Note: Have you noticed that crime rates are at the lowest in many years, yet prison spending continues to skyrocket? Is something wrong with this picture? For key major media new articles exposing more on corruption within the "prison-industrial complex," click here.
When Jamie Dimon, CEO of JPMorgan Chase Bank, appeared before the Senate Banking Committee on June 13, he was wearing cufflinks bearing the presidential seal. “Was Dimon trying to send any particular message by wearing the presidential cufflinks?” asked CNBC editor John Carney. “Was he . . . subtly hinting that he’s really the guy in charge?” The groveling of the Senators was so obvious that Jon Stewart did a spoof news clip on it. JPMorgan Chase is the biggest campaign donor to many of the members of the Banking Committee. Financial analysts Jim Willie and Rob Kirby think it may be something far larger, deeper, and more ominous. They contend that the $3 billion-plus losses in London hedging transactions that were the subject of the hearing can be traced, not to European sovereign debt (as alleged), but to the record-low interest rates maintained on U.S. government bonds. The national debt is growing at $1.5 trillion per year. Ultra-low interest rates must be maintained to prevent the debt from overwhelming the government budget. Near-zero rates also need to be maintained because even a moderate rise would cause multi-trillion dollar derivative losses for the banks, and would remove the banks’ chief income stream, the arbitrage afforded by borrowing at 0% and investing at higher rates. The low rates are maintained by interest rate swaps, called by Willie a “derivative tool which controls the bond market in a devious artificial manner.”

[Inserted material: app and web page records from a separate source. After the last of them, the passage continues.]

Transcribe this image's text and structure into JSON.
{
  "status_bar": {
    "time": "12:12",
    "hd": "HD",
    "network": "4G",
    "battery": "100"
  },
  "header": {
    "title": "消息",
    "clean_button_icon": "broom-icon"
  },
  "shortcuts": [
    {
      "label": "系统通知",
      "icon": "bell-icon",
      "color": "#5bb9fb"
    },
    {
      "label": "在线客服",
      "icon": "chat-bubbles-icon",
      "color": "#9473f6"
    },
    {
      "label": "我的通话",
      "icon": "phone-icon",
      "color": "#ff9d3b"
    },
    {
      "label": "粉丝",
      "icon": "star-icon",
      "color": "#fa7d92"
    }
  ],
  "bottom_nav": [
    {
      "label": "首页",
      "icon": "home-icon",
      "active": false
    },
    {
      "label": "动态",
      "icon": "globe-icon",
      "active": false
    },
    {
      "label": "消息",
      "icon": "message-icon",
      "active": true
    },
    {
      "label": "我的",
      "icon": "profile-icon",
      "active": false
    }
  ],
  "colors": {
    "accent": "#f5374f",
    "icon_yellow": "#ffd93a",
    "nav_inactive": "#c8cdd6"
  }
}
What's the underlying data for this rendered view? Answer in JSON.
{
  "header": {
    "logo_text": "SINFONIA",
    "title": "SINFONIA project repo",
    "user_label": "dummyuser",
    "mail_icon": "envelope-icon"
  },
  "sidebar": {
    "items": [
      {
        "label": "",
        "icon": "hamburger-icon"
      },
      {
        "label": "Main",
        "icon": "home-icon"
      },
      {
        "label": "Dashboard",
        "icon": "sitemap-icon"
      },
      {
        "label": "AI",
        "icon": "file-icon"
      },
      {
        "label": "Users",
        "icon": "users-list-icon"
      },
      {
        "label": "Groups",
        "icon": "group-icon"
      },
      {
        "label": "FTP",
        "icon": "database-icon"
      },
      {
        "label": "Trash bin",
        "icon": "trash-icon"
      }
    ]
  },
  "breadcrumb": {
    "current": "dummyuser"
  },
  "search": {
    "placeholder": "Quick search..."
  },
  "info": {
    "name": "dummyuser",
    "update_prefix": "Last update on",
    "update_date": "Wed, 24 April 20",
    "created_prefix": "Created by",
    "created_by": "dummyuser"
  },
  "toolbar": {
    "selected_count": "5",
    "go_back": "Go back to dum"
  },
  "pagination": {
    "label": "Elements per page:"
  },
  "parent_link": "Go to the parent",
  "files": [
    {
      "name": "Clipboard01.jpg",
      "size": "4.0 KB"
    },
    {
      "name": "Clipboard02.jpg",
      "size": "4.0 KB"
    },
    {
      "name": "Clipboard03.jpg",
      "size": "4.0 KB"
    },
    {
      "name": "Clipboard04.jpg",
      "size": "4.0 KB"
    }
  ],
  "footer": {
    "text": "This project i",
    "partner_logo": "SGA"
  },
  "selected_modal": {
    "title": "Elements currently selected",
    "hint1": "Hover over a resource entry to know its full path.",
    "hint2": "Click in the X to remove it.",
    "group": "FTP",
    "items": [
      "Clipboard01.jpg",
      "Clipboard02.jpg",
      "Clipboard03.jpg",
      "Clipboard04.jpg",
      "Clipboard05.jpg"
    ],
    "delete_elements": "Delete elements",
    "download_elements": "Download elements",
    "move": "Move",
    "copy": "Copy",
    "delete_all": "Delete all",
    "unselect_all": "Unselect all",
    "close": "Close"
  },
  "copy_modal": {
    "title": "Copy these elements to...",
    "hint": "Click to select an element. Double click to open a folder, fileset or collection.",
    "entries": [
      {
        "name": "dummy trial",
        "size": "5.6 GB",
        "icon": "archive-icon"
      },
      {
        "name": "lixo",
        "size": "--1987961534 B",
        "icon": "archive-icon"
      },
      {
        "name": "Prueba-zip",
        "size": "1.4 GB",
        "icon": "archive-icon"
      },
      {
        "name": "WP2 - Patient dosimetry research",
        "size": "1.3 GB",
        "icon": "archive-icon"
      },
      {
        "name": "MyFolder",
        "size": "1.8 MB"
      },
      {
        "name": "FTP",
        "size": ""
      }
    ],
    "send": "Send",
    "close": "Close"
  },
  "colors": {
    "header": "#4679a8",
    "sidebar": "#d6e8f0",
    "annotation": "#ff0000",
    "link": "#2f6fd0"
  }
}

Note: We don't usually use alternet.org as a reliable source, but because the major media failed to ask the hard, very important questions posed in this article, we've included it here. For powerful reports on financial corruption, click here.
Important Note: Explore our full index to revealing excerpts of key major media news articles on several dozen engaging topics. And don't miss amazing excerpts from 20 of the most revealing news articles ever published.